November 7, 2019, by Lexi Earl
Engaging with Engagement – Connecting Science, Public Engagement Masterclass at the Wellcome Genome Campus
This post is written by Dr Peter Craigon
At the beginning of July I visited the Wellcome Genome campus south of Cambridge to attend the ‘Public Engagement Masterclass’ put on by the Connecting Science project supported by the Wellcome Trust (https://coursesandconferences.wellcomegenomecampus.org/our-events/pem2019/ ). Whilst I felt like I had an understanding of the role of public engagement in research, gained through my work and experience, I didn’t know exactly what to expect.
One thing I thought might happen was that I would be surrounded by ‘pure’ scientists used to spending all their time in a lab, looking for ideas about how to engage the public with detailed, hard to understand science. As a researcher whose research to date has involved a considerable amount of engagement with people and groups as research participants, I wondered how I would fit into the course. On arriving I was pleasantly surprised to find that the group of people in attendance was much more diverse, with a much wider range of experience and interests in public engagement than I expected. The attendees came from disciplines ranging from the humanities and performing arts to earth sciences and social sciences and psychology which ensured that the perspectives of the masterclass were much broader than I had initially expected.
Over the course of the two and half days we undertook a deep dive into public engagement and its role within research through presentations, demonstrations and case studies from experts, participants and different groups with an interest in public engagement. Over the course, public engagement was shown to be a vital part of research. It can inform and engage ‘the public’ with the work that their money is often funding and improves the quality of the research, by creating a dialogue with the society it serves, enabling them to participate in the research process. This was contrasted with older conceptions of deficit models whereby ‘the public’ were seen as ‘lacking’ or unable to understand the nature of science and research thereby rendering efforts to engage with them futile or a waste of the time that could be spent on research.
Varied sessions of the masterclass focused on different sections of ‘the public’ as audiences; from education and third sector organisations, to city and regional areas – interestingly for me, focusing on Nottingham and example ideas of pop-up science ‘shops’ and science festivals. From these discussions, lessons were drawn about the expectations and difficulties of working with groups of ‘the public’ to help us to develop successful mutually beneficial partnerships with different organisations. Drawing on the expertise in the masterclass we were also able to gain advice for our own work, for example, holding one to one mentoring sessions. I particularly enjoyed a discussion about the ethical limits of engagement that provided useful grounding and context for the sessions. We were encouraged to use what we learned and develop our own public engagement plan for our research. To help us think about this we used a 3 ‘p’s approach to consider the Purpose, Process and People involved in our public engagement at all stages of a research process whilst evaluating our activities throughout.

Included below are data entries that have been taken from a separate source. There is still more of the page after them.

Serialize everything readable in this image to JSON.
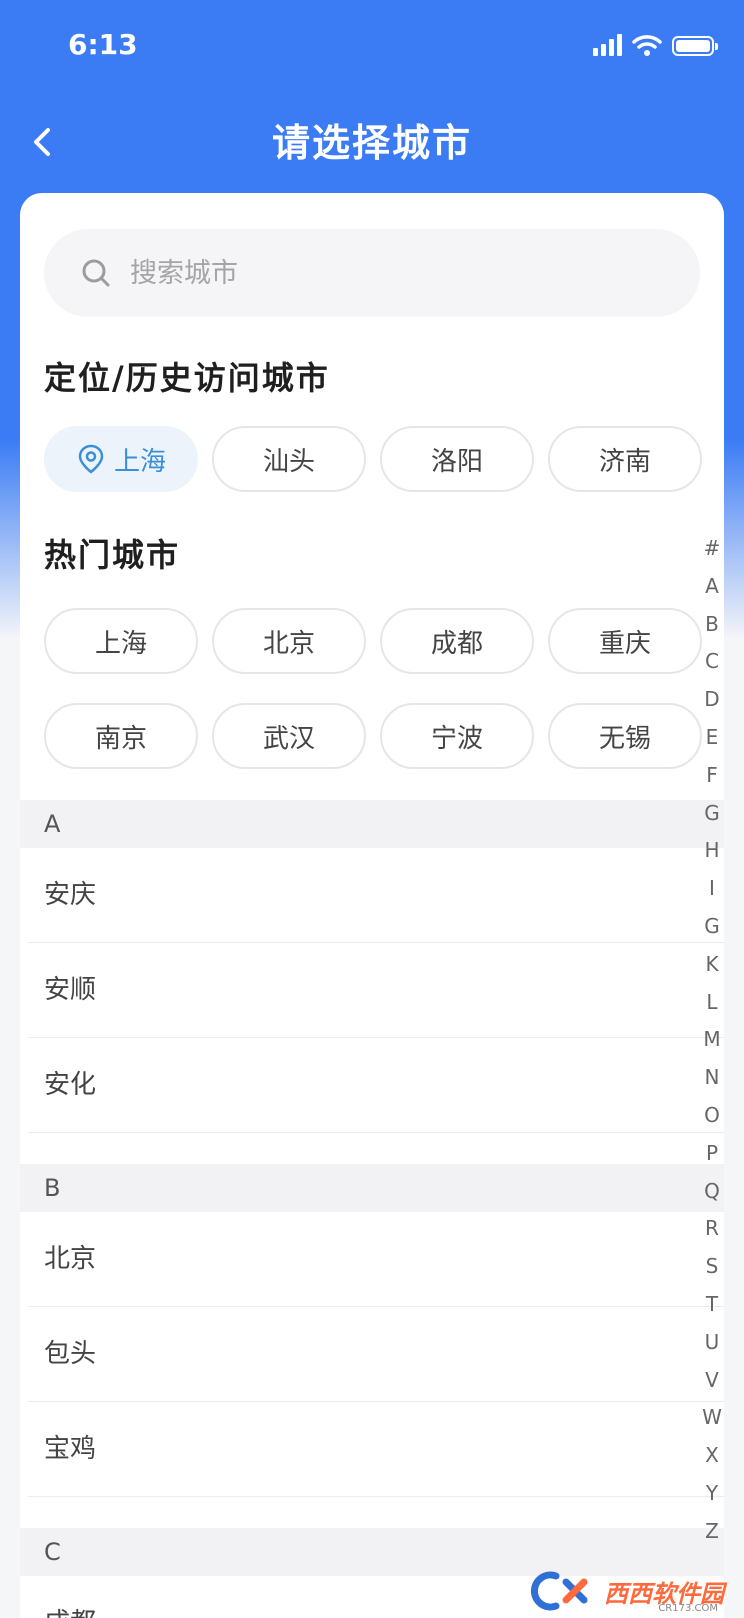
{
  "status_bar": {
    "time": "6:13"
  },
  "nav": {
    "title": "请选择城市"
  },
  "search": {
    "placeholder": "搜索城市"
  },
  "history": {
    "title": "定位/历史访问城市",
    "located_city": "上海",
    "cities": [
      "汕头",
      "洛阳",
      "济南"
    ]
  },
  "hot": {
    "title": "热门城市",
    "rows": [
      [
        "上海",
        "北京",
        "成都",
        "重庆"
      ],
      [
        "南京",
        "武汉",
        "宁波",
        "无锡"
      ]
    ]
  },
  "groups": [
    {
      "letter": "A",
      "cities": [
        "安庆",
        "安顺",
        "安化"
      ]
    },
    {
      "letter": "B",
      "cities": [
        "北京",
        "包头",
        "宝鸡"
      ]
    },
    {
      "letter": "C",
      "cities": [
        "成都"
      ]
    }
  ],
  "index_letters": [
    "#",
    "A",
    "B",
    "C",
    "D",
    "E",
    "F",
    "G",
    "H",
    "I",
    "G",
    "K",
    "L",
    "M",
    "N",
    "O",
    "P",
    "Q",
    "R",
    "S",
    "T",
    "U",
    "V",
    "W",
    "X",
    "Y",
    "Z"
  ],
  "watermark": {
    "brand": "西西软件园",
    "sub": "CR173.COM"
  },
  "colors": {
    "primary": "#3b7cf5",
    "located_chip_text": "#3a8fd8",
    "located_chip_bg": "#edf3fb"
  }
}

The most fascinating element of the course was meeting the range of people that the masterclass brought together and getting to know a little bit about their research and experience of public engagement. I had many memorable conversations over the three days with people working in such a wide range of areas. I came to learn about Marsquakes (like earthquakes but on Mars); virtual reality simulations of bullying to investigate psychological resilience; whether poo from plankton sinks or floats and the effect this has on the environment; making birthday cards to engage school students with the contents of a historical archive; engagement materials on the scientific basis of forensic evidence to aid deliberation by judges and juries in court room situations; and theatre and performance to engage audiences with the experience of growing up in care.
I came away from the course with a broader appreciation of the context of public engagement with research and a multitude of creative ways of embedding engagement throughout research projects. Whilst I didn’t have a specific research area or project to focus my learning about public engagement on, I am keen to apply the ideas and approaches that I gained from the course to my work with the Future Food Beacon and to share it with my colleagues, so if you would like to know more then please get in touch.
Peter Craigon is a Research Fellow in Ethics, Legislation and Engagement and member of the Future Food Beacon, working with Dr Kate Millar and Professor Richard Hyde on developing tools to encourage ethical engagement and regulatory responsiveness for researchers working in food and agricultural innovation and beyond. He previously worked at the Horizon Digital Economy Research Institute at the University of Nottingham developing a tool to enable ethical design of IT based technologies and also at the University of Nottingham Veterinary School researching dog behaviour. Alongside this he completed a multidisciplinary PhD at the Horizon Centre for Doctoral Training also at the University of Nottingham exploring how social maps create knowledge about place. If you want to find out more about Peter’s experience at the Wellcome campus please email: Peter.Craigon4@nottingham.ac.uk